## WHAT YOU SHOULD DO
Keep every line in which "this" occurs and drop the rest of the data.

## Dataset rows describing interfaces
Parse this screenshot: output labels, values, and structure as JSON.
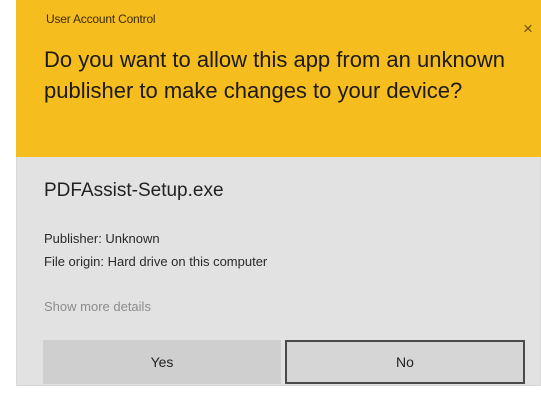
{
  "window": {
    "title": "User Account Control",
    "close_glyph": "×"
  },
  "prompt": {
    "question": "Do you want to allow this app from an unknown publisher to make changes to your device?"
  },
  "app": {
    "name": "PDFAssist-Setup.exe",
    "publisher_line": "Publisher: Unknown",
    "origin_line": "File origin: Hard drive on this computer"
  },
  "links": {
    "show_more": "Show more details"
  },
  "buttons": {
    "yes": "Yes",
    "no": "No"
  },
  "colors": {
    "header_background": "#f5be1e",
    "body_background": "#e2e2e2",
    "link_text": "#8c8c8c"
  }
}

## PROBLEM SOLUTION
Parse this screenshot: output labels, values, and structure as JSON.
    "question": "Do you want to allow this app from an unknown publisher to make changes to your device?"
    "origin_line": "File origin: Hard drive on this computer"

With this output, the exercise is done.